[Component data from apps and pages]
####################

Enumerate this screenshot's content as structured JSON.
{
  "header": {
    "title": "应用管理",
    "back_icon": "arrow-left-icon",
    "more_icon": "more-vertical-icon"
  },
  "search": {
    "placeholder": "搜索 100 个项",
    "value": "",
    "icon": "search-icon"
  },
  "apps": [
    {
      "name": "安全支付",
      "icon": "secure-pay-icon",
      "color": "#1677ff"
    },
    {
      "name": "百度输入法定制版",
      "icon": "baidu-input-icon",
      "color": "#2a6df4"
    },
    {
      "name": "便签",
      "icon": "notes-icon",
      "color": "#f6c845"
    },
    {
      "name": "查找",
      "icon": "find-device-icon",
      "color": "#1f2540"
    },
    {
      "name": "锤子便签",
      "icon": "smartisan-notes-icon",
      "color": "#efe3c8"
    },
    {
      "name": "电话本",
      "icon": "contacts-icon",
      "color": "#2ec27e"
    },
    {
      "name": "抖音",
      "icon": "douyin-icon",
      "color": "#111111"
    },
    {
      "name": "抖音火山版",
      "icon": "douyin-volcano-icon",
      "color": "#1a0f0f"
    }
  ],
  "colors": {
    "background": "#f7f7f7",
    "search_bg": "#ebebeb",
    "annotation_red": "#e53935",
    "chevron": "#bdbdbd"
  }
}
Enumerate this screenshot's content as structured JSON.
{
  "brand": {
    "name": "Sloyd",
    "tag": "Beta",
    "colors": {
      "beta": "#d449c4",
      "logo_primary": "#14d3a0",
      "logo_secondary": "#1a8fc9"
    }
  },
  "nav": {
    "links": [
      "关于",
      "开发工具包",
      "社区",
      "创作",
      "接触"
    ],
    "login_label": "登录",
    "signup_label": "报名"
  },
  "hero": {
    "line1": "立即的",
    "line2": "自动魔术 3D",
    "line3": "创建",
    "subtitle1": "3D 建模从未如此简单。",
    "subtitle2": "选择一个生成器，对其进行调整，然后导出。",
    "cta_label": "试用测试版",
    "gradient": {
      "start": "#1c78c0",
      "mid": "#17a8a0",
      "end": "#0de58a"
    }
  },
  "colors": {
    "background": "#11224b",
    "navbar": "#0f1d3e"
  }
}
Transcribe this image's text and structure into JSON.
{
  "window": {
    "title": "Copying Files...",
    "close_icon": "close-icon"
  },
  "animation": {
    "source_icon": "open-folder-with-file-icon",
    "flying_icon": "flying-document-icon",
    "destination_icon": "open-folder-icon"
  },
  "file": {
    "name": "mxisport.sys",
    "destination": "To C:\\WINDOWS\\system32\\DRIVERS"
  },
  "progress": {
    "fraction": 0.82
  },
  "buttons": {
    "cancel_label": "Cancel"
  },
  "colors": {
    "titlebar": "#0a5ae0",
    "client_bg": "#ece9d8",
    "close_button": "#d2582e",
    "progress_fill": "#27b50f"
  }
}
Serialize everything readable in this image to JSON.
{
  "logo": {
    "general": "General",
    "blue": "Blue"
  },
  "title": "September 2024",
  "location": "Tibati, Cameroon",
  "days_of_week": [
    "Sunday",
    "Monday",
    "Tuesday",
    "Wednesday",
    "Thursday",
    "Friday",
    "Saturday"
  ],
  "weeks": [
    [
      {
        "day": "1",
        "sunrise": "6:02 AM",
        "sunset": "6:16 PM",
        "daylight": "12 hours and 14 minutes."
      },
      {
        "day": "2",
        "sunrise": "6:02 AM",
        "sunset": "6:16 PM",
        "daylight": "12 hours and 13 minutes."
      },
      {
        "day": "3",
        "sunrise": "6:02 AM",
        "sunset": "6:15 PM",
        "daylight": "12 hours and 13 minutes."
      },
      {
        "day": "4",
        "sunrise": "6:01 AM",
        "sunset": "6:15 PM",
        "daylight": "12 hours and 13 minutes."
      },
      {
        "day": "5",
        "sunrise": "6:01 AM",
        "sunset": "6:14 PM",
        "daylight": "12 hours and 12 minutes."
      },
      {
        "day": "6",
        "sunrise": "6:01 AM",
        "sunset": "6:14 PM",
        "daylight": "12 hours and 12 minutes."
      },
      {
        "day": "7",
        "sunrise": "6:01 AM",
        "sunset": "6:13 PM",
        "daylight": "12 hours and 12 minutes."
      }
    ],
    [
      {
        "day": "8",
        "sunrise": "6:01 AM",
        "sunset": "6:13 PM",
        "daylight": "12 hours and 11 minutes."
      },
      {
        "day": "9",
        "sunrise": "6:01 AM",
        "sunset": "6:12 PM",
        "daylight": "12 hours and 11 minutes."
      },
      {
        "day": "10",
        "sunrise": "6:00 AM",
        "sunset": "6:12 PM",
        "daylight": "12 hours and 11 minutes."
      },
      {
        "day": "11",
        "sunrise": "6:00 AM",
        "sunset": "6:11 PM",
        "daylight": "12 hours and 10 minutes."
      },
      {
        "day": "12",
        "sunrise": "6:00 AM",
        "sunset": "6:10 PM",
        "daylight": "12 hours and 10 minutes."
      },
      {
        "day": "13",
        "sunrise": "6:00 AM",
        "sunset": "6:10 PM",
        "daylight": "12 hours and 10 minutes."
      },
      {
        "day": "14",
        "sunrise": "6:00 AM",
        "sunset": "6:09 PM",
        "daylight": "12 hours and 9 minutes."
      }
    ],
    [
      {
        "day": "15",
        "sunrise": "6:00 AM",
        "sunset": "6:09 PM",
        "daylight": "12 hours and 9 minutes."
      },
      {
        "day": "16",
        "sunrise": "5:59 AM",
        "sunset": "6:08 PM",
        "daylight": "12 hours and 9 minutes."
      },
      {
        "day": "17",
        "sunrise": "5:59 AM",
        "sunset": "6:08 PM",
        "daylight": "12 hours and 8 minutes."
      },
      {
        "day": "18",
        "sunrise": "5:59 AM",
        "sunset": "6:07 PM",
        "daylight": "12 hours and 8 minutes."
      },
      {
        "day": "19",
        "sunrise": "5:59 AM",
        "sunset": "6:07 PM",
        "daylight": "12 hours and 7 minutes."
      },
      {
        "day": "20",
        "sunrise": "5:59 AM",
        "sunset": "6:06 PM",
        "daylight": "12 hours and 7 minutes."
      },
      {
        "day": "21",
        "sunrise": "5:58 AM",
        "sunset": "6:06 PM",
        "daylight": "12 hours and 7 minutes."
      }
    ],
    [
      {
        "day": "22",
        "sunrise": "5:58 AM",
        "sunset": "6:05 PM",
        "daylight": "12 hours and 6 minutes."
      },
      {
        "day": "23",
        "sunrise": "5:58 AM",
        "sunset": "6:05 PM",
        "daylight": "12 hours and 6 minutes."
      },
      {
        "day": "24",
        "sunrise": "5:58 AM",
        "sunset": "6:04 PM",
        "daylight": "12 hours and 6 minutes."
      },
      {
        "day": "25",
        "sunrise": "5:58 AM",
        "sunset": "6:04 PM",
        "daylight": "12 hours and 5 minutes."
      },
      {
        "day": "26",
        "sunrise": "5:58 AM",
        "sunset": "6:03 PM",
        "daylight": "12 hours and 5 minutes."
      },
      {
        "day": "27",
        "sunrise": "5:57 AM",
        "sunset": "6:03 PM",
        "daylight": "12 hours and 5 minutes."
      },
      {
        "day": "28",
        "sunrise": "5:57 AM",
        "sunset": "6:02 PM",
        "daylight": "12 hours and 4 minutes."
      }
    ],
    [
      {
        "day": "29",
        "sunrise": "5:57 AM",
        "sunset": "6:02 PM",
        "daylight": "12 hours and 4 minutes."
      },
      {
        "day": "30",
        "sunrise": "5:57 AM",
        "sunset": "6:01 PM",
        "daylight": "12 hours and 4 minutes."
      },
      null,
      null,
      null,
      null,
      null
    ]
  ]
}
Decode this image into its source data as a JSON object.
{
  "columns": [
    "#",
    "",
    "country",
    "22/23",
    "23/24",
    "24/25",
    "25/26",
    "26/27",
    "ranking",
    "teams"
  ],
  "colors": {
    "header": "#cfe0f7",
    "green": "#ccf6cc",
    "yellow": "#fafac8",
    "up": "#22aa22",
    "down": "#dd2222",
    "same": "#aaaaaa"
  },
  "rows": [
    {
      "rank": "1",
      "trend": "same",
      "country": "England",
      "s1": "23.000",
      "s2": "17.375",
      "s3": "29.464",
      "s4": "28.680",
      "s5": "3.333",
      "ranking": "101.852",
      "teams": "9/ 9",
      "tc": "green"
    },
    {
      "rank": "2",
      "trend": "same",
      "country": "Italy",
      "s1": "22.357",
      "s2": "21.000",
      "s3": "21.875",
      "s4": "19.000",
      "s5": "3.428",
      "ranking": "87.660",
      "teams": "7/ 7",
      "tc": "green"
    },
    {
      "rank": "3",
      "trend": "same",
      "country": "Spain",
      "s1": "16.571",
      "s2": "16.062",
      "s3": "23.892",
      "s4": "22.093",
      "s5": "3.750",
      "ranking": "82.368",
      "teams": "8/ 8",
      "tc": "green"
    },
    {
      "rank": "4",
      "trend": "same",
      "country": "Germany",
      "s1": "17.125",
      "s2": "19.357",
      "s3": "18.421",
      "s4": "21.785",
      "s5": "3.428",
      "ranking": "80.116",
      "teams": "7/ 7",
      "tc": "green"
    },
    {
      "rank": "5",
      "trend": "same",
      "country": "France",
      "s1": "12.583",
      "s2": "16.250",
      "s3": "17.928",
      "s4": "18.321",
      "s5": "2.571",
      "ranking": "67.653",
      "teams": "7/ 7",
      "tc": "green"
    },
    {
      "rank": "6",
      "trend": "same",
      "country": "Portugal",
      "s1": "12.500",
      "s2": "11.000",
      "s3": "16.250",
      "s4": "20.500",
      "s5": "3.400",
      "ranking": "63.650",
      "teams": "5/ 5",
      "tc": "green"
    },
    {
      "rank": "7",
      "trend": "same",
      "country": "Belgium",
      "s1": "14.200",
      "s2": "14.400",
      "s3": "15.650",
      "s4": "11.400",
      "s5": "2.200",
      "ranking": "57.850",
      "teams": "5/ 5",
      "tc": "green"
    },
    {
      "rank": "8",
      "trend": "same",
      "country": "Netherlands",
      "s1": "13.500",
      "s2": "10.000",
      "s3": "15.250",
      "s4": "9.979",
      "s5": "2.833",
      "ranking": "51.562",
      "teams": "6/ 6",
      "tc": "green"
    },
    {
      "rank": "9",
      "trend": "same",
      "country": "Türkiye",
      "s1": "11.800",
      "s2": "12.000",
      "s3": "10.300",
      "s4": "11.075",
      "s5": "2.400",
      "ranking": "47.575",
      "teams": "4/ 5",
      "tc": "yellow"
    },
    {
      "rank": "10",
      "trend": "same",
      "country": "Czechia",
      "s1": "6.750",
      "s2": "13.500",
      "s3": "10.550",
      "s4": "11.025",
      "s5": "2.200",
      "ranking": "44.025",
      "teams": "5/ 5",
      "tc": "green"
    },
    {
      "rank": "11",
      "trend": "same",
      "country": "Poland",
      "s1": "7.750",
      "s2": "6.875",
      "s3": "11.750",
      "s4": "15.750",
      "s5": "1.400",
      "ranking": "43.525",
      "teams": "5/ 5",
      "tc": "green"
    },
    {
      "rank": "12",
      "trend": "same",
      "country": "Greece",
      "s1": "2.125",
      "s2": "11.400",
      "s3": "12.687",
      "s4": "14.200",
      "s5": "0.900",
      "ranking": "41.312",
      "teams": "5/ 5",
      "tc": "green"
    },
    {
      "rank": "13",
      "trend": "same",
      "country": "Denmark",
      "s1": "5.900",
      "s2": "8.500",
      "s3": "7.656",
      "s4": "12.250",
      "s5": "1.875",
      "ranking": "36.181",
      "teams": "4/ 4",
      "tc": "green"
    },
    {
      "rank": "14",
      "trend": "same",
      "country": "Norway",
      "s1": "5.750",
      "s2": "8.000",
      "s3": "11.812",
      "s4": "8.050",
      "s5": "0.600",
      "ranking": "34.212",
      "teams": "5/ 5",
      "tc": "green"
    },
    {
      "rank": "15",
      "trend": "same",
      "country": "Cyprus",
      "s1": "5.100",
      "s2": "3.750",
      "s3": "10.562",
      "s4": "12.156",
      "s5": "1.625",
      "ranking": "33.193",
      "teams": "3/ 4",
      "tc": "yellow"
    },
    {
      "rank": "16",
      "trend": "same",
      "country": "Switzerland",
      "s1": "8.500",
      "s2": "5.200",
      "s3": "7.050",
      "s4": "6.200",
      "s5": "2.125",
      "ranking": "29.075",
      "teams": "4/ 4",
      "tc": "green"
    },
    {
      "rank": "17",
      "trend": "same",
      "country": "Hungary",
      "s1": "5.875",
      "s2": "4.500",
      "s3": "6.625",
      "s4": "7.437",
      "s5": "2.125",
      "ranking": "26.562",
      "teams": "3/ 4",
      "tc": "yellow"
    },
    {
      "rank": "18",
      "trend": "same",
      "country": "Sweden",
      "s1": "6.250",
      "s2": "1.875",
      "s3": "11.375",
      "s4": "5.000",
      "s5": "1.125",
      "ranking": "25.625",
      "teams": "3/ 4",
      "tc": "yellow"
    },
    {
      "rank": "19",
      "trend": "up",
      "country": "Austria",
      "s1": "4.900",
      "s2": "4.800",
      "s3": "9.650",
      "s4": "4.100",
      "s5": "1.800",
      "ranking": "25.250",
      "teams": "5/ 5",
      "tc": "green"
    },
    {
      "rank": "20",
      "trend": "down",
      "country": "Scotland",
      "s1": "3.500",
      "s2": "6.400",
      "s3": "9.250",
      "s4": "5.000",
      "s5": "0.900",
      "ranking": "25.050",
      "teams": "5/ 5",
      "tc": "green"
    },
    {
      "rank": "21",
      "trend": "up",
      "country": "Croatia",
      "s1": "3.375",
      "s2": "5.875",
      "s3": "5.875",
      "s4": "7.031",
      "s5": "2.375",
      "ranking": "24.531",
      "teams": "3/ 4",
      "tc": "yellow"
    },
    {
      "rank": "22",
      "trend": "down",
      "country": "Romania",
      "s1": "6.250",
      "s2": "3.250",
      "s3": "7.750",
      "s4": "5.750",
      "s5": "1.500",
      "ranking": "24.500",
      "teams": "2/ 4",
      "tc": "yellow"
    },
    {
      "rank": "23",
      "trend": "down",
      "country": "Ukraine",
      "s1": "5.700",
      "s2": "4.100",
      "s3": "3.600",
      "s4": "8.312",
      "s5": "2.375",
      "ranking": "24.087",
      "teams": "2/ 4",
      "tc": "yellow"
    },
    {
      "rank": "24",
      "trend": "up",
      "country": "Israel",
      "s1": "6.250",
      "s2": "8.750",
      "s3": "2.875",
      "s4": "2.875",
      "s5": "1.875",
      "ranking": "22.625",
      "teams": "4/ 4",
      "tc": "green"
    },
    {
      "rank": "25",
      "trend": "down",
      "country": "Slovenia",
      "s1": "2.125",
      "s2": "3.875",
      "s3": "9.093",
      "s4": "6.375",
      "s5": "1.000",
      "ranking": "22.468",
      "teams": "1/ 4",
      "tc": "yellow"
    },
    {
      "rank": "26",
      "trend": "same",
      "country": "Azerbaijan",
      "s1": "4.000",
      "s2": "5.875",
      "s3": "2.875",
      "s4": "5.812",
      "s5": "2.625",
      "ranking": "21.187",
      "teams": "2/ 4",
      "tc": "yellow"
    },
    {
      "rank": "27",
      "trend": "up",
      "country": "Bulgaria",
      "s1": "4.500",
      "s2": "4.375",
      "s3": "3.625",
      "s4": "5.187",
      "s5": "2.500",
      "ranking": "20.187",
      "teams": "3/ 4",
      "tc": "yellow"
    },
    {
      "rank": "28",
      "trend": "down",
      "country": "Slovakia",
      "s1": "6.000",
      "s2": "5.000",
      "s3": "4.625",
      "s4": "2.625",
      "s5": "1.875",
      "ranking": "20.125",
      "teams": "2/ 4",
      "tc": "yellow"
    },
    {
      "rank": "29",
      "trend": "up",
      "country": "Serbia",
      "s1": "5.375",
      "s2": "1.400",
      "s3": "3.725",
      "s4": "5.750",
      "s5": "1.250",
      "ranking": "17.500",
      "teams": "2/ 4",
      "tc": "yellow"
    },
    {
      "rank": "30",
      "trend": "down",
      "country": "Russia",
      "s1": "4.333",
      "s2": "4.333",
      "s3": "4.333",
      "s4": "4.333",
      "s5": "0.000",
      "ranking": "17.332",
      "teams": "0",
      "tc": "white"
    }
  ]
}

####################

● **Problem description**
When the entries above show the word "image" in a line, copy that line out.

● **Answer for this exercise**
Transcribe this image's text and structure into JSON.
Serialize everything readable in this image to JSON.
Decode this image into its source data as a JSON object.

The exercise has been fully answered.